A physicist has proposed using a 1.1 km (3,600 ft) cannon to deliver cargo into orbit, and says the cost would be around $250 per pound, a massive saving on the $5,000 per pound ($2280 per kg) it currently costs to make deliveries using a rocket.
John Hunter, from the company Quicklaunch, which was set up by himself and two other scientists, bases its plans on previous work they carried out at the Lawrence Livermore National Laboratory in California. In 1992 Hunter and his colleagues fired a 130 m (425 ft) cannon built to test launch hypersonic engines. Its piston, driven by methane, compressed hydrogen gas that expanded up the barrel of the over-sized gun to shoot the projectile.
The Quicklaunch design has replaced the methane piston with a combustion system burning natural gas in a heat exchanger inside a chamber of hydrogen gas. The combustion system heats the hydrogen to 1,430˚C (2,600˚F), which increases the gas pressure by 500%. An operator then opens a valve to allow the hot, pressurized hydrogen into the 1100-meter-long barrel of the gun, where it instantly expands, shooting the projectile out and into space. As soon as the payload has left, an iris at the end of the barrel closes to capture the hydrogen for re-use. Once the projectile is launched, a small rocket engine then boosts the payload into a low-Earth orbit.

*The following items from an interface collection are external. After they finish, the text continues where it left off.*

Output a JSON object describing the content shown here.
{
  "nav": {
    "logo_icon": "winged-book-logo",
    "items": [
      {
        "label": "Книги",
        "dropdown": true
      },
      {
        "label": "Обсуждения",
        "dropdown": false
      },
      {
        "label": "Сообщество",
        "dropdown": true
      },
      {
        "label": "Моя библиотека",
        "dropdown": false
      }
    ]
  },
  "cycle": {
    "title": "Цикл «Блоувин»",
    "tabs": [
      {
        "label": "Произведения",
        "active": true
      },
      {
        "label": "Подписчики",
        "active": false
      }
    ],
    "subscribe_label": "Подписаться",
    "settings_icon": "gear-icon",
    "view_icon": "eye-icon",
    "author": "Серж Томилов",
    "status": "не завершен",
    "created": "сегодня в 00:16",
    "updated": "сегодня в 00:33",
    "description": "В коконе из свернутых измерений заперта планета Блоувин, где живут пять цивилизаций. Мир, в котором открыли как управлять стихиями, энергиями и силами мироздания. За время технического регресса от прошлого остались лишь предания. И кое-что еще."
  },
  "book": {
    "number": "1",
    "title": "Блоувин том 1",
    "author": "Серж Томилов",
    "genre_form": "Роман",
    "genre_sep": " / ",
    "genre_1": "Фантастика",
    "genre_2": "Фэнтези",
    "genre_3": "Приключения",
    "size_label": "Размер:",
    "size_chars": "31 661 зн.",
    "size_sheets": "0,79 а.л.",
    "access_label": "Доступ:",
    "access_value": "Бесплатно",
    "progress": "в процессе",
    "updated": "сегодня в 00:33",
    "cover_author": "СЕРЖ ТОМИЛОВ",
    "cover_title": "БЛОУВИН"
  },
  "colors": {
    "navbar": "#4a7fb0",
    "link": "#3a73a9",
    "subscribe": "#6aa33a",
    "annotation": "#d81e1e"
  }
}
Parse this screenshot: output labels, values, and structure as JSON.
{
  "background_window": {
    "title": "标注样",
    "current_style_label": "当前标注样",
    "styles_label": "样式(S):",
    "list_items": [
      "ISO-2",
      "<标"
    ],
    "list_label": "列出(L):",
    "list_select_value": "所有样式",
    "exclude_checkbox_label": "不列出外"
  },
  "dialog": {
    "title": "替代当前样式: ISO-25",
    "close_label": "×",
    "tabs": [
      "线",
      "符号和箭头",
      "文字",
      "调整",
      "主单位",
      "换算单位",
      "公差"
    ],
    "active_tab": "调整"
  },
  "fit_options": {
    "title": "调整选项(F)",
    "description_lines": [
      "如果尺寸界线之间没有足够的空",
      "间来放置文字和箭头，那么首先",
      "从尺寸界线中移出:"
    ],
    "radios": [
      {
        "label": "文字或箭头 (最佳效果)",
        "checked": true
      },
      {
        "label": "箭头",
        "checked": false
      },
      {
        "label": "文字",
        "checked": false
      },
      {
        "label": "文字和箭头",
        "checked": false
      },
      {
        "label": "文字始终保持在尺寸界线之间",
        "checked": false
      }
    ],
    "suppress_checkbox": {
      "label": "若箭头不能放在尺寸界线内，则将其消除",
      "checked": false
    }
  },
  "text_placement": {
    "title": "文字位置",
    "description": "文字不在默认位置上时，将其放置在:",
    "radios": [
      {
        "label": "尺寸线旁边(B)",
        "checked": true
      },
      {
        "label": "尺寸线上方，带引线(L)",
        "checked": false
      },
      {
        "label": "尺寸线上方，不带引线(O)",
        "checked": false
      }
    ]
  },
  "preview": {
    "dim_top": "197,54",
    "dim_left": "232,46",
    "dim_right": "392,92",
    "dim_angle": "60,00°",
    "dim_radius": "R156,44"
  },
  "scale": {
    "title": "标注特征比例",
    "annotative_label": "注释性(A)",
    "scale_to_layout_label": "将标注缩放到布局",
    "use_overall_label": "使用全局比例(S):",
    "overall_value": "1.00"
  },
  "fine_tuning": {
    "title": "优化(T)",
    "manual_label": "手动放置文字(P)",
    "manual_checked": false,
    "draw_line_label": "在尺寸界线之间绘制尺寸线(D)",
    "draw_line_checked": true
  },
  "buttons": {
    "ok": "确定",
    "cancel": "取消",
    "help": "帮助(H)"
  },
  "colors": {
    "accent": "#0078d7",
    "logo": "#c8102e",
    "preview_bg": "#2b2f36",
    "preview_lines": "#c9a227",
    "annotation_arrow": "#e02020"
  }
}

Hunter calculates the pressure would be sufficient to launch a 450 kg payload at six kilometers per second (13,000 mph). The process would produce 5,000 Gs, and so would only be suitable for rugged payloads such as strengthened satellites and rocket fuel. Hunter said the system could not be used as a people-launcher because a person shot out of the cannon “would probably get compressed to half their size,” causing instant death. …